Written around 440 BC, The Histories tells of the epic clash between the Persian empire and the Greek city states - the Battle of Marathon, of Thermopylae and of Salamis. But it is also a rich tapestry of the ancient world, its peoples and their cultures, full of saucy and scandalous tales. I would like to highlight some of those stories in this and future blogs. All extracts are taken from Penguin Classics edition of Herodotus: The Histories.
……….There is one custom among these people which is wholly shameful: every woman who is a native of the country must once in her life go and sit in the temple of Aphrodite and give herself to a strange man.
Many of the rich women, who are too proud to mix with the rest, drive to the temple in covered carriages with a whole host of servants following behind, and there wait; most, however, sit in the precincts of the temple with a band of plaited string around their heads – and a great crowd they are, what with some sitting there, others arriving, others going away – and through them all gangways are marked off running in every direction for the men to pass along and make their choice.

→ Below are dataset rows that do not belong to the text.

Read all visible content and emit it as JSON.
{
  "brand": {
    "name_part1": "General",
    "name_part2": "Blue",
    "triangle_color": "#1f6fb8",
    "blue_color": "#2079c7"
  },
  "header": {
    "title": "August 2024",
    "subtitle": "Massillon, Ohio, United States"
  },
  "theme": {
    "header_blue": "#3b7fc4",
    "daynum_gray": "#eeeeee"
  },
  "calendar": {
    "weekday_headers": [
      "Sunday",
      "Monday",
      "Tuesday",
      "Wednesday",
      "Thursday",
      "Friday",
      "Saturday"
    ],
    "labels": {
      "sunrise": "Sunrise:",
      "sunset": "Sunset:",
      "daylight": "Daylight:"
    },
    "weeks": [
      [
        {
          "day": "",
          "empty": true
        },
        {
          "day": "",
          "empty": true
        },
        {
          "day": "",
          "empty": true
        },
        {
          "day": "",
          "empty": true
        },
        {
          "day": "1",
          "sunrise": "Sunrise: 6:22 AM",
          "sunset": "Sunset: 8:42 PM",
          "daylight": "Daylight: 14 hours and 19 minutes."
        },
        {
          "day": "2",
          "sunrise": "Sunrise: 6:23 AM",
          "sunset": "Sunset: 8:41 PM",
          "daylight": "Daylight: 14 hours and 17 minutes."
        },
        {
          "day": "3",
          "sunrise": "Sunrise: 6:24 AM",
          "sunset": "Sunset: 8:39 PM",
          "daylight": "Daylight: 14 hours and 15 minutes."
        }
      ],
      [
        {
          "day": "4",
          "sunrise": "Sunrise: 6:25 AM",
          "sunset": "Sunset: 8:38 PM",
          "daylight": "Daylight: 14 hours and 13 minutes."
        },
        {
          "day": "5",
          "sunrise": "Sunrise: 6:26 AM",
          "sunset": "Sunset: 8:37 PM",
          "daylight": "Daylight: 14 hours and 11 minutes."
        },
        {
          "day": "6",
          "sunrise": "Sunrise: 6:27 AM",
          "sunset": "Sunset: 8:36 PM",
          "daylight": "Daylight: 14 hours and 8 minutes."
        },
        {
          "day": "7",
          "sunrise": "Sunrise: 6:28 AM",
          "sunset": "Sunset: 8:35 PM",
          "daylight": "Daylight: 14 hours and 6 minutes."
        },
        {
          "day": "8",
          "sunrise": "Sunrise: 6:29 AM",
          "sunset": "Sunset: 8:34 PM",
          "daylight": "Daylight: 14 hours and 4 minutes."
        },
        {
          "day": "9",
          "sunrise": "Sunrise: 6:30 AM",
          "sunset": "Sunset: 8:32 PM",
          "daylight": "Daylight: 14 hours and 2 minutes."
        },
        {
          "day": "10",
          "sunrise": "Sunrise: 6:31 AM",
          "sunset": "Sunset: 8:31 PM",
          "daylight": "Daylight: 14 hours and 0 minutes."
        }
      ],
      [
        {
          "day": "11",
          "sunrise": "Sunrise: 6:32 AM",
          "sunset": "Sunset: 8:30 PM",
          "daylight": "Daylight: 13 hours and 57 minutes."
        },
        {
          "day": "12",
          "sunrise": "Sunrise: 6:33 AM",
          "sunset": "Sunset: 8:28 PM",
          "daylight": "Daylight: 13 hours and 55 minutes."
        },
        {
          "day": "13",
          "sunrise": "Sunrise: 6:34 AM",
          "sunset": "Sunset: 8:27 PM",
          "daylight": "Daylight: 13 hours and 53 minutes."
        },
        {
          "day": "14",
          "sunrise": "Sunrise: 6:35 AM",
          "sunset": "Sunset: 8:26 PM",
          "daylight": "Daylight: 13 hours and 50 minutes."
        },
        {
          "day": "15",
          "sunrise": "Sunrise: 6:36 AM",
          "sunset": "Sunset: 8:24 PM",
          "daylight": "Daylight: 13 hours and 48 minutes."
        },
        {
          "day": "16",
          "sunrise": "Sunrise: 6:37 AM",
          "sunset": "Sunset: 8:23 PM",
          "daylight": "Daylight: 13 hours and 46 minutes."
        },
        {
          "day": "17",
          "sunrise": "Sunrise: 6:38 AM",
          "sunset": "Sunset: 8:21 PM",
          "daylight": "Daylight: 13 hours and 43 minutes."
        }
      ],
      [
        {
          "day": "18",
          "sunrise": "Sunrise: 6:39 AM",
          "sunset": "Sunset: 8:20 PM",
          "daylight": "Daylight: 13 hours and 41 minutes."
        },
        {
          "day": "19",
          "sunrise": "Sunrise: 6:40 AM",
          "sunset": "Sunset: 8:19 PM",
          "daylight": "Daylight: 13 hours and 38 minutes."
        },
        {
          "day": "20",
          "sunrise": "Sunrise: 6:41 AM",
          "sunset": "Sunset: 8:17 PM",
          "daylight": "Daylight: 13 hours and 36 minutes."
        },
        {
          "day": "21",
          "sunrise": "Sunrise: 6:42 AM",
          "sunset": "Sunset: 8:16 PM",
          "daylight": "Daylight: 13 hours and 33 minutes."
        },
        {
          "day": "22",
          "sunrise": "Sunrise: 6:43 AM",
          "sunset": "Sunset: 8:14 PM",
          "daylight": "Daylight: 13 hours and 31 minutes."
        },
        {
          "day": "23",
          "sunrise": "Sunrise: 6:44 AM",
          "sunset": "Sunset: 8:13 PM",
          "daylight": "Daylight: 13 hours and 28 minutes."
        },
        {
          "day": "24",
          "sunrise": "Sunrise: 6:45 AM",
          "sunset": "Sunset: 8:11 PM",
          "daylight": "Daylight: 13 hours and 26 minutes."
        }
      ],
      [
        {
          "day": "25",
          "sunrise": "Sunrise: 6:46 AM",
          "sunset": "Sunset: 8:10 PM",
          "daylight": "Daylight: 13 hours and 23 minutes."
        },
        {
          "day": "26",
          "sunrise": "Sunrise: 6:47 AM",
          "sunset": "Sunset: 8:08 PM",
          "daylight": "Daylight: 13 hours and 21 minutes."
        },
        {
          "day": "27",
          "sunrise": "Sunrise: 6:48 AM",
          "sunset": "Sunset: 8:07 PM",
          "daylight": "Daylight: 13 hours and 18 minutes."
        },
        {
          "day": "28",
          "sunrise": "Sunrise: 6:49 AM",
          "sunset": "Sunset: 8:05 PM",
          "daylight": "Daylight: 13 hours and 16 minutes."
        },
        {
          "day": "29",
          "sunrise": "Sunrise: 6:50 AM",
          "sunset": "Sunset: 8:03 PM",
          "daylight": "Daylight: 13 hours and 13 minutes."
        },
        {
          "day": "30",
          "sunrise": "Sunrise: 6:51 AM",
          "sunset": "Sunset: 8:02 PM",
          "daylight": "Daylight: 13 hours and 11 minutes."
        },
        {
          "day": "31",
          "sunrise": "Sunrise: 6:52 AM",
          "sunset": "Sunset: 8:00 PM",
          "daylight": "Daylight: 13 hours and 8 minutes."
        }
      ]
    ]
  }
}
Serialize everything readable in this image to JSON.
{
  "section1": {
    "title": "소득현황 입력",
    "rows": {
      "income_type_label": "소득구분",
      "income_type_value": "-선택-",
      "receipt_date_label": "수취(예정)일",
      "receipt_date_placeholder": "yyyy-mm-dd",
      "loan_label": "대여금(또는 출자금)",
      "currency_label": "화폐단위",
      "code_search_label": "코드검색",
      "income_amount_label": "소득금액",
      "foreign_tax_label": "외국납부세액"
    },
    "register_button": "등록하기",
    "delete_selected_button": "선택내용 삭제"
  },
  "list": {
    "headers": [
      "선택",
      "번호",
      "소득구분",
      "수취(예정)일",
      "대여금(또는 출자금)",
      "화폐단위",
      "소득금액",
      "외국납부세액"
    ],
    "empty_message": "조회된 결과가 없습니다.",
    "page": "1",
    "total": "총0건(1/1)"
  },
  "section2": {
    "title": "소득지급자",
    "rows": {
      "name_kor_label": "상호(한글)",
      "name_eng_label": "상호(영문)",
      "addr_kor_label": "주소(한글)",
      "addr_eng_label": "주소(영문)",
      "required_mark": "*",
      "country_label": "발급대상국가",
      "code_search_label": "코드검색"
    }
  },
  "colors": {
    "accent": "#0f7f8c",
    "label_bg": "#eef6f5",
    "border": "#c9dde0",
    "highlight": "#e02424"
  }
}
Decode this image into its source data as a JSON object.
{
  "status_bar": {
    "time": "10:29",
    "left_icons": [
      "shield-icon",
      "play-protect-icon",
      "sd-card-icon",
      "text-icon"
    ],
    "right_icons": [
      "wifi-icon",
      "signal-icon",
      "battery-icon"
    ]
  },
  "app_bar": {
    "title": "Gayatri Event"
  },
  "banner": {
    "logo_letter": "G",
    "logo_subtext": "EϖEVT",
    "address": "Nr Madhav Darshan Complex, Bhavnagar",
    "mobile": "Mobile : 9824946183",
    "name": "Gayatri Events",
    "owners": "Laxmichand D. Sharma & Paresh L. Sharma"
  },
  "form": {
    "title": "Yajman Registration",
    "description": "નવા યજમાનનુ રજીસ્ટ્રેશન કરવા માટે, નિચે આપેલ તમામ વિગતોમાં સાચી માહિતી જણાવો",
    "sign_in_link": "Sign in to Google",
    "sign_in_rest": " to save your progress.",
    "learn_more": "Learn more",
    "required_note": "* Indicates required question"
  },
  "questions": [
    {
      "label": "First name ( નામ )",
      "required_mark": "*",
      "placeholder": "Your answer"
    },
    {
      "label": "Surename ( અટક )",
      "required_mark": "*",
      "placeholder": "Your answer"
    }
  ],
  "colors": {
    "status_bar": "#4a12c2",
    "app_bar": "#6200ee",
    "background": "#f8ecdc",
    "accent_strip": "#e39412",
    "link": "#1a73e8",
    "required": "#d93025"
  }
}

Once a woman has taken her seat she is not allowed to go home until a man has thrown a silver coin into her lap and taken her outside to lie with her…The woman has no privilege of choice – she must go with the first man who throws her the money.
When she has lain with him, her duty to the Goddess is discharged and she may go home…Tall, handsome women soon manage to go home again, but the ugly ones stay a long time before their can fulfill the condition which the law demands, some of them, indeed, as much as three or four year………
……….The most ingenious (of the Babylonian practices) in my opinion is a custom which, I understand, they share with the Eneri of Illyria. In every village once a year all the girls of marriageable age used to be collected together in one place, while the men stood around them in a circle; an auctioneer then called each one in turn to stand up and offered her for sale, beginning with the best-looking and going on to the second best as soon as the first had been sold for a good price.
Marriage was the object of the transaction.
The rich men who wanted wives bid against each other for the prettiest girls, while the humbler folk, who had no use of good looks in a wife, were actually paid to take the ugly ones, for when the auctioneer had got through all of the pretty girls he would call upon the plainest to stand up and then ask who was willing to take the least money to marry her – and she was knocked down to whoever accepted the smallest sum. The money came from the sales of the beauties, who in this way provided dowries for their ugly sisters.